Line count for "true": state how many lines of the data below include it, and output nothing more.

##### Extracted entries #####

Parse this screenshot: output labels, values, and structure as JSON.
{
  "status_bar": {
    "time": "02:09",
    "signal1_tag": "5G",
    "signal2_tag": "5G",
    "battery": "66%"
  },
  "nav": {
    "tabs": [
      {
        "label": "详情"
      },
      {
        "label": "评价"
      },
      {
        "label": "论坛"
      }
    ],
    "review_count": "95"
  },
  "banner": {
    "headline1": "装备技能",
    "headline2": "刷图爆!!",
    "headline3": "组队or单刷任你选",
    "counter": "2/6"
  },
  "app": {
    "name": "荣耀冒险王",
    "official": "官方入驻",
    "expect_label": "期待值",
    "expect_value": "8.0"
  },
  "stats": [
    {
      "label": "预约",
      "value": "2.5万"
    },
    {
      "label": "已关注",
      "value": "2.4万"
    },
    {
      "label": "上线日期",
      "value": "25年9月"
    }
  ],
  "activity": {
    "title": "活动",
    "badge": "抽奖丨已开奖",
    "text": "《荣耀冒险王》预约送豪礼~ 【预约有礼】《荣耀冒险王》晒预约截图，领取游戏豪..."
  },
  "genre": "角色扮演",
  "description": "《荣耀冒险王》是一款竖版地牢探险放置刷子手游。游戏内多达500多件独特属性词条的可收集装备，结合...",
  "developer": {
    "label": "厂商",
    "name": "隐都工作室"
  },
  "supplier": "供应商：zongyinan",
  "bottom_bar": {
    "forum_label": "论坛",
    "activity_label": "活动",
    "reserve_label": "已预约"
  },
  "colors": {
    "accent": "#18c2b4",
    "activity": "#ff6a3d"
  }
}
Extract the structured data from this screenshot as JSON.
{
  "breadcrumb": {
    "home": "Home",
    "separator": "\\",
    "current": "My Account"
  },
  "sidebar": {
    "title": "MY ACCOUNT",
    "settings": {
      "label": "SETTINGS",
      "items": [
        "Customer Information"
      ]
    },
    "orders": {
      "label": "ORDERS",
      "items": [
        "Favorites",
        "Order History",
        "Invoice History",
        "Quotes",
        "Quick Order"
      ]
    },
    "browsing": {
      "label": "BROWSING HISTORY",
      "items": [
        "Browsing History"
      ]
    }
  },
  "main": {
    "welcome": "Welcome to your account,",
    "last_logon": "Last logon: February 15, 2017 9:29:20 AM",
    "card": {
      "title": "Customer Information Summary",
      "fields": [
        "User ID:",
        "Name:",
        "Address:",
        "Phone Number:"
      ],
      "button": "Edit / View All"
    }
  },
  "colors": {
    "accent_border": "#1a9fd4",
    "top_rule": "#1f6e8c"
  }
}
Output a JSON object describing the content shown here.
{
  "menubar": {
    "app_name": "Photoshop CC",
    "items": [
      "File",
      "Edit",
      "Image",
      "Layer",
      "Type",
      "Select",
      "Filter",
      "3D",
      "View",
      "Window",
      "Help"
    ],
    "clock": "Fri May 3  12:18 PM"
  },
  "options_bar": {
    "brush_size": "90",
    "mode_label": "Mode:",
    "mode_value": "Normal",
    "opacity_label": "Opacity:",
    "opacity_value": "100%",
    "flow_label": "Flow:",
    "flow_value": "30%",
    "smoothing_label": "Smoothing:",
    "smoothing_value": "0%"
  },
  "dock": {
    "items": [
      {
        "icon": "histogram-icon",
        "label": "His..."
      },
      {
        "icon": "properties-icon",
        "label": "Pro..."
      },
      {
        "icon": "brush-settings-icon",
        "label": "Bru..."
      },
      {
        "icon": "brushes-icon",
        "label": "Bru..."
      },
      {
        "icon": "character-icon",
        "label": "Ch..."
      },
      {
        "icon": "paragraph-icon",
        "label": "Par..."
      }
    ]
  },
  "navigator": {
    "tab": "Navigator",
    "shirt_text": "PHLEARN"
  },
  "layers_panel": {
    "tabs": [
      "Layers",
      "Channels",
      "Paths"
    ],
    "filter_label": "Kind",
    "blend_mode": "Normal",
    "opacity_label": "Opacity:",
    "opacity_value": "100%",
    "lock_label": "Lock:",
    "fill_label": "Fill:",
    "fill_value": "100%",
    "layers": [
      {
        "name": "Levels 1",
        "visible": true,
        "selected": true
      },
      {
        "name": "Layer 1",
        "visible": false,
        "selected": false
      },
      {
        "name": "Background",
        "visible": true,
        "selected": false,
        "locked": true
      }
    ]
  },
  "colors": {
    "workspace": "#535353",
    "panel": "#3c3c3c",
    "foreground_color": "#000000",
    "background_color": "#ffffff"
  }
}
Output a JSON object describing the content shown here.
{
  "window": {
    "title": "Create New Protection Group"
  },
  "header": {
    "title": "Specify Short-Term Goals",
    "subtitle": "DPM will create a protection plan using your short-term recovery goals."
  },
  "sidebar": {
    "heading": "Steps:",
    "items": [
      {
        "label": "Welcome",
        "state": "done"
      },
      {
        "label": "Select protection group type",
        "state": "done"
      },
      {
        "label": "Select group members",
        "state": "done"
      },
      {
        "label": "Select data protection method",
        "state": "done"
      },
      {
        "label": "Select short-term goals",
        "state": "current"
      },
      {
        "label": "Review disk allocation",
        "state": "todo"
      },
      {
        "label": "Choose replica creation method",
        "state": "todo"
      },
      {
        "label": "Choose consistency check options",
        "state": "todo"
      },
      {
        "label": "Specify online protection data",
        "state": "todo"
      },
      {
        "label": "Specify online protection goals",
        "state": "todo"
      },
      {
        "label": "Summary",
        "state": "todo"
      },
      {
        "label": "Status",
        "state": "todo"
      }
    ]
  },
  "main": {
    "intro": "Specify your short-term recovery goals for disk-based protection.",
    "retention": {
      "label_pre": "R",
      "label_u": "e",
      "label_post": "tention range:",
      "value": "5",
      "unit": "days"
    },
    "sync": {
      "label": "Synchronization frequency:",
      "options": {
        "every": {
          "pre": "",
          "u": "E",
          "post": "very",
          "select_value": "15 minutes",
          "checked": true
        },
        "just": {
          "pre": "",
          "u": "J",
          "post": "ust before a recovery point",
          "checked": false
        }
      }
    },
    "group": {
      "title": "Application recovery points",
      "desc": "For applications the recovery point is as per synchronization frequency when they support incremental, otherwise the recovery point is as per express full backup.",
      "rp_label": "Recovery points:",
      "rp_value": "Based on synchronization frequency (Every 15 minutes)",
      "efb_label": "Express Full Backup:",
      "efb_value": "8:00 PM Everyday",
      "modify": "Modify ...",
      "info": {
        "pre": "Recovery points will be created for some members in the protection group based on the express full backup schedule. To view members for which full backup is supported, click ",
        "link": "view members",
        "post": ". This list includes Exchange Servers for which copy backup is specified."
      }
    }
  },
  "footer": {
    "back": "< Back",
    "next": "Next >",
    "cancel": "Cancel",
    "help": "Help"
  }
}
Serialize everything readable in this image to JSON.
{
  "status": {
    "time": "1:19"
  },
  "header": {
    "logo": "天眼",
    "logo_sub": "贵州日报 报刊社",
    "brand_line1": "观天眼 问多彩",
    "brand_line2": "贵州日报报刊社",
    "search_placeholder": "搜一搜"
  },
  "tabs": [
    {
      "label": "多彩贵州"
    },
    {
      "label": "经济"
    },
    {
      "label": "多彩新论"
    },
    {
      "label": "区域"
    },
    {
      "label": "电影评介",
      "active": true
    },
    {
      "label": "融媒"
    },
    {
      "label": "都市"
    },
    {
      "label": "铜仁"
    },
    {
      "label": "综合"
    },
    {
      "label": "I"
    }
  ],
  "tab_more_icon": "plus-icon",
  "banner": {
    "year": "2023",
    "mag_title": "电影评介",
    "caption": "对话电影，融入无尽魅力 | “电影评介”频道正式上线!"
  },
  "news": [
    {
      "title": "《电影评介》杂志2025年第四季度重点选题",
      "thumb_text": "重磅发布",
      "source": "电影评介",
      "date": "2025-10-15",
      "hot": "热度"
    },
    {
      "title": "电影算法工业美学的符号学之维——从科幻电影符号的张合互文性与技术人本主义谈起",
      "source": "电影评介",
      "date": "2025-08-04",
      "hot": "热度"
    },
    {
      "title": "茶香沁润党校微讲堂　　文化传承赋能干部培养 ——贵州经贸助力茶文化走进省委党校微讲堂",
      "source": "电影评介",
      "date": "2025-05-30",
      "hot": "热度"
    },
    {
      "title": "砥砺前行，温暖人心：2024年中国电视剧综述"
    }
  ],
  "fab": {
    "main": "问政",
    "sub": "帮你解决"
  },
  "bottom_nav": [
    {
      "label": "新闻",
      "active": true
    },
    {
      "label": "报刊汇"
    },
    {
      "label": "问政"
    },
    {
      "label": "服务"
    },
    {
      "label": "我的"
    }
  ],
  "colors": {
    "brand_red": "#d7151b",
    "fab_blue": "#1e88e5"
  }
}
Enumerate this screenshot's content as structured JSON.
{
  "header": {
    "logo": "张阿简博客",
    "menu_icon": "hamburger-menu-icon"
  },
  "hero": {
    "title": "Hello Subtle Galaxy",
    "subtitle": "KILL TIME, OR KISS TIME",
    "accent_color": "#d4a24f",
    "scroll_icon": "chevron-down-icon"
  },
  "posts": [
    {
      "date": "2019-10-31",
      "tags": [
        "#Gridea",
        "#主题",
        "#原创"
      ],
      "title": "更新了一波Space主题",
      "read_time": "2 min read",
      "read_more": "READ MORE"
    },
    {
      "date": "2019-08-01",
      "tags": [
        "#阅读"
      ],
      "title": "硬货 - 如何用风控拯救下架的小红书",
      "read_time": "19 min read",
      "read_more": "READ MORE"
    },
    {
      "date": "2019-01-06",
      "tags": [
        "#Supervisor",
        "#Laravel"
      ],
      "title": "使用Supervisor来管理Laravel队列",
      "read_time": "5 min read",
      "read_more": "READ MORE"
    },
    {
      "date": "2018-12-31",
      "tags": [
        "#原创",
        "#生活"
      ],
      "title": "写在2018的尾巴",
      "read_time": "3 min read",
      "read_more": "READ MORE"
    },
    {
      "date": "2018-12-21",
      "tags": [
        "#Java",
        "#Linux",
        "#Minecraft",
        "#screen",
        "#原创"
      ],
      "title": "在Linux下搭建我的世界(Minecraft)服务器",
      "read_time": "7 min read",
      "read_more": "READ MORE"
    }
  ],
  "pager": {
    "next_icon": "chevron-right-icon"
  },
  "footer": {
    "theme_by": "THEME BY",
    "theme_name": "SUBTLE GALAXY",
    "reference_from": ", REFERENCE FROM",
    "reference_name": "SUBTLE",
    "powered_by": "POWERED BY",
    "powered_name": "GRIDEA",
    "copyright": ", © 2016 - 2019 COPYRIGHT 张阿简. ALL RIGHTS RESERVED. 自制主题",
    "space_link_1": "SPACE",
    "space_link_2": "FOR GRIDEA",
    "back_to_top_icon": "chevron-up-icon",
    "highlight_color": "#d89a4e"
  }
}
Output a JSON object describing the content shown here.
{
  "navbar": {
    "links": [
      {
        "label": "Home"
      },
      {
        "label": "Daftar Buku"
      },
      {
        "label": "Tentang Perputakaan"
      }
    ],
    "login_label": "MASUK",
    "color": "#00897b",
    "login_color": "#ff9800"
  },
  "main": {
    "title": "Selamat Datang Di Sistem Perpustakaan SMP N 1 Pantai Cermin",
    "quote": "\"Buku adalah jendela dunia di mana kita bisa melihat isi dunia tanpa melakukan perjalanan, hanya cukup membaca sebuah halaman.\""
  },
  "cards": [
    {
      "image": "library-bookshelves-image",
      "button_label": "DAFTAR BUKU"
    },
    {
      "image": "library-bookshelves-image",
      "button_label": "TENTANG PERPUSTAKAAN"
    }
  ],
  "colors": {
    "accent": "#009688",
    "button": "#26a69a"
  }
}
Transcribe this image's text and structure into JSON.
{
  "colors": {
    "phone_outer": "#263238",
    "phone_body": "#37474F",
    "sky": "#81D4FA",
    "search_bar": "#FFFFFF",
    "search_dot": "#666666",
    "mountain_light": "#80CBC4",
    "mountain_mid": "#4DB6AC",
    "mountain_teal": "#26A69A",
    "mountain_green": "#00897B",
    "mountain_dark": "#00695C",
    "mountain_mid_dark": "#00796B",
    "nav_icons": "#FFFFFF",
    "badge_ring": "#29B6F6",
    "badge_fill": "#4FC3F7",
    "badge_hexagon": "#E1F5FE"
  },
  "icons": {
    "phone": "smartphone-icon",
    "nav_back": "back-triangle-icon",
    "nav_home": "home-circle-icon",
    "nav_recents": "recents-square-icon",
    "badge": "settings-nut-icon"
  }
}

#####

**Result for this task**
7